• Exercise instructions:
Copy out all of the entries below without any change.

• Available data:
☆ ☆ ☆

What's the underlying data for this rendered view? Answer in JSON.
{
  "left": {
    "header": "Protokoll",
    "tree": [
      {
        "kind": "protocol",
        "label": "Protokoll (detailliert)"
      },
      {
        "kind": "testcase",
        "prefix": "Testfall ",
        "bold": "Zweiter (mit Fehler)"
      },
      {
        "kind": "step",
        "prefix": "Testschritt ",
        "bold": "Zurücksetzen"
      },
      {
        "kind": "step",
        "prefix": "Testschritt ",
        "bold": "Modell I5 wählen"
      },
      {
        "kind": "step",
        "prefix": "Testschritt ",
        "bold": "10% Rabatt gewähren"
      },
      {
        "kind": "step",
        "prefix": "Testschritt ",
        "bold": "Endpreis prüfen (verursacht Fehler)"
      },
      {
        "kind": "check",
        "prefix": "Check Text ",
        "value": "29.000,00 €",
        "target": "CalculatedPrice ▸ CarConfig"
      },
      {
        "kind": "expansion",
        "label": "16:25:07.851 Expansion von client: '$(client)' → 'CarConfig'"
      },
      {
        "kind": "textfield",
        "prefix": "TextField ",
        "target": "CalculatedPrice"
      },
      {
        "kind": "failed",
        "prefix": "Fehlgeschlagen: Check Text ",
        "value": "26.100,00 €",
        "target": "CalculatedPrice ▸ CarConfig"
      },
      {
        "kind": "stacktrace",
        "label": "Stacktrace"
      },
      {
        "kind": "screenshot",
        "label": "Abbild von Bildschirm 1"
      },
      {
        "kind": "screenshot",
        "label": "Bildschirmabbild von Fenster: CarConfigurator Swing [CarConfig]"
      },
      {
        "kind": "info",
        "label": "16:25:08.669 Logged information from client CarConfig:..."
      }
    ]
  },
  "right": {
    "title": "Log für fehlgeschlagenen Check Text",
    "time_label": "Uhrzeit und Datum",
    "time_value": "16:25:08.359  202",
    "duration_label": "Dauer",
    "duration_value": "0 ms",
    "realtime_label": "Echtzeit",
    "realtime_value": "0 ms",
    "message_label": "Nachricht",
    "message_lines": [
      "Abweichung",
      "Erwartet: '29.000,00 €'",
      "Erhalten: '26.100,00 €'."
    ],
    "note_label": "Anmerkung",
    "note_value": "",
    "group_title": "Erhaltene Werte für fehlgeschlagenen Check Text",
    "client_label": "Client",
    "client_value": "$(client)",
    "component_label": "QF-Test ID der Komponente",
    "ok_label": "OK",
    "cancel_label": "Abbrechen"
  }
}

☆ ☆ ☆

• Solution for this exercise:
What's the underlying data for this rendered view? Answer in JSON.
{
  "left": {
    "header": "Protokoll",
    "tree": [
      {
        "kind": "protocol",
        "label": "Protokoll (detailliert)"
      },
      {
        "kind": "testcase",
        "prefix": "Testfall ",
        "bold": "Zweiter (mit Fehler)"
      },
      {
        "kind": "step",
        "prefix": "Testschritt ",
        "bold": "Zurücksetzen"
      },
      {
        "kind": "step",
        "prefix": "Testschritt ",
        "bold": "Modell I5 wählen"
      },
      {
        "kind": "step",
        "prefix": "Testschritt ",
        "bold": "10% Rabatt gewähren"
      },
      {
        "kind": "step",
        "prefix": "Testschritt ",
        "bold": "Endpreis prüfen (verursacht Fehler)"
      },
      {
        "kind": "check",
        "prefix": "Check Text ",
        "value": "29.000,00 €",
        "target": "CalculatedPrice ▸ CarConfig"
      },
      {
        "kind": "expansion",
        "label": "16:25:07.851 Expansion von client: '$(client)' → 'CarConfig'"
      },
      {
        "kind": "textfield",
        "prefix": "TextField ",
        "target": "CalculatedPrice"
      },
      {
        "kind": "failed",
        "prefix": "Fehlgeschlagen: Check Text ",
        "value": "26.100,00 €",
        "target": "CalculatedPrice ▸ CarConfig"
      },
      {
        "kind": "stacktrace",
        "label": "Stacktrace"
      },
      {
        "kind": "screenshot",
        "label": "Abbild von Bildschirm 1"
      },
      {
        "kind": "screenshot",
        "label": "Bildschirmabbild von Fenster: CarConfigurator Swing [CarConfig]"
      },
      {
        "kind": "info",
        "label": "16:25:08.669 Logged information from client CarConfig:..."
      }
    ]
  },
  "right": {
    "title": "Log für fehlgeschlagenen Check Text",
    "time_label": "Uhrzeit und Datum",
    "time_value": "16:25:08.359  202",
    "duration_label": "Dauer",
    "duration_value": "0 ms",
    "realtime_label": "Echtzeit",
    "realtime_value": "0 ms",
    "message_label": "Nachricht",
    "message_lines": [
      "Abweichung",
      "Erwartet: '29.000,00 €'",
      "Erhalten: '26.100,00 €'."
    ],
    "note_label": "Anmerkung",
    "note_value": "",
    "group_title": "Erhaltene Werte für fehlgeschlagenen Check Text",
    "client_label": "Client",
    "client_value": "$(client)",
    "component_label": "QF-Test ID der Komponente",
    "ok_label": "OK",
    "cancel_label": "Abbrechen"
  }
}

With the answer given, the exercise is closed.